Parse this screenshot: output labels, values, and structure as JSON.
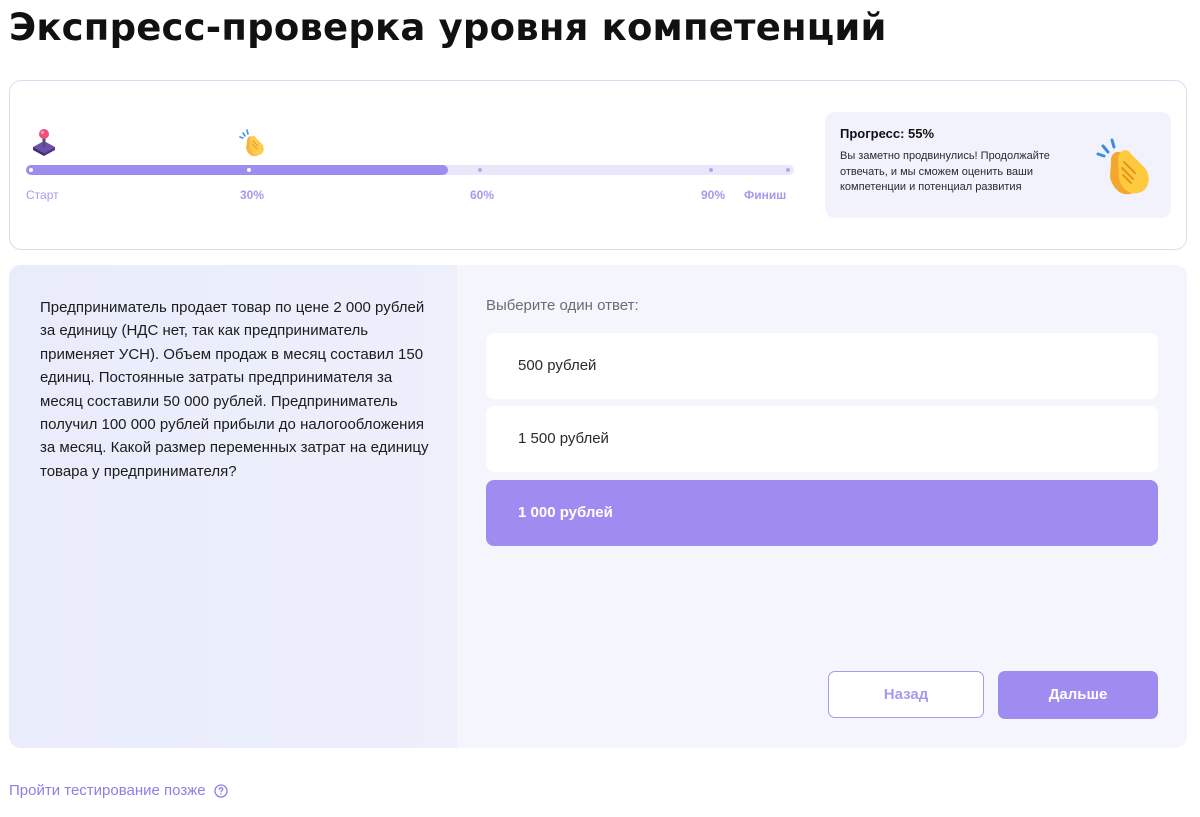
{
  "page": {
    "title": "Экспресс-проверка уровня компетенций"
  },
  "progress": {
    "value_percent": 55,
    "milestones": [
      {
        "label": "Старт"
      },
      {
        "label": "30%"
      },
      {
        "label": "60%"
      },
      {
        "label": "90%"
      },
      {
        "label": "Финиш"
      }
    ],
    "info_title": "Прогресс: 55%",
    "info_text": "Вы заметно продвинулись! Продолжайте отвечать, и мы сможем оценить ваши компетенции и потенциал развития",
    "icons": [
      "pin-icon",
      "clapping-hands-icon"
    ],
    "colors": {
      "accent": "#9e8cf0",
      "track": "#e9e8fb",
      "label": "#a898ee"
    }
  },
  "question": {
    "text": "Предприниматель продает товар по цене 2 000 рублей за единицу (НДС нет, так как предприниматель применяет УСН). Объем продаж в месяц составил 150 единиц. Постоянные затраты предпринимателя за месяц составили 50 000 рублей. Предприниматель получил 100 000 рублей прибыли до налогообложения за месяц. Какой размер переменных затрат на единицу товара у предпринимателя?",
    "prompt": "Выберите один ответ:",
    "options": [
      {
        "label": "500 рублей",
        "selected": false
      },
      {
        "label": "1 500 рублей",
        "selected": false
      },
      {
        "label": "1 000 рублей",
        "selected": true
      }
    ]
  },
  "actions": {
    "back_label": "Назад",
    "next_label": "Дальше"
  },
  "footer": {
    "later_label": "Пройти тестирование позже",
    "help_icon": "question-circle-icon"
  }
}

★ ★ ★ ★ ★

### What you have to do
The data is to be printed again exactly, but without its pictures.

### Answer to this exercise
Parse this screenshot: output labels, values, and structure as JSON.
{
  "page": {
    "title": "Экспресс-проверка уровня компетенций"
  },
  "progress": {
    "value_percent": 55,
    "milestones": [
      {
        "label": "Старт"
      },
      {
        "label": "30%"
      },
      {
        "label": "60%"
      },
      {
        "label": "90%"
      },
      {
        "label": "Финиш"
      }
    ],
    "info_title": "Прогресс: 55%",
    "info_text": "Вы заметно продвинулись! Продолжайте отвечать, и мы сможем оценить ваши компетенции и потенциал развития",
    "icons": [
      "pin-icon",
      "clapping-hands-icon"
    ],
    "colors": {
      "accent": "#9e8cf0",
      "track": "#e9e8fb",
      "label": "#a898ee"
    }
  },
  "question": {
    "text": "Предприниматель продает товар по цене 2 000 рублей за единицу (НДС нет, так как предприниматель применяет УСН). Объем продаж в месяц составил 150 единиц. Постоянные затраты предпринимателя за месяц составили 50 000 рублей. Предприниматель получил 100 000 рублей прибыли до налогообложения за месяц. Какой размер переменных затрат на единицу товара у предпринимателя?",
    "prompt": "Выберите один ответ:",
    "options": [
      {
        "label": "500 рублей",
        "selected": false
      },
      {
        "label": "1 500 рублей",
        "selected": false
      },
      {
        "label": "1 000 рублей",
        "selected": true
      }
    ]
  },
  "actions": {
    "back_label": "Назад",
    "next_label": "Дальше"
  },
  "footer": {
    "later_label": "Пройти тестирование позже",
    "help_icon": "question-circle-icon"
  }
}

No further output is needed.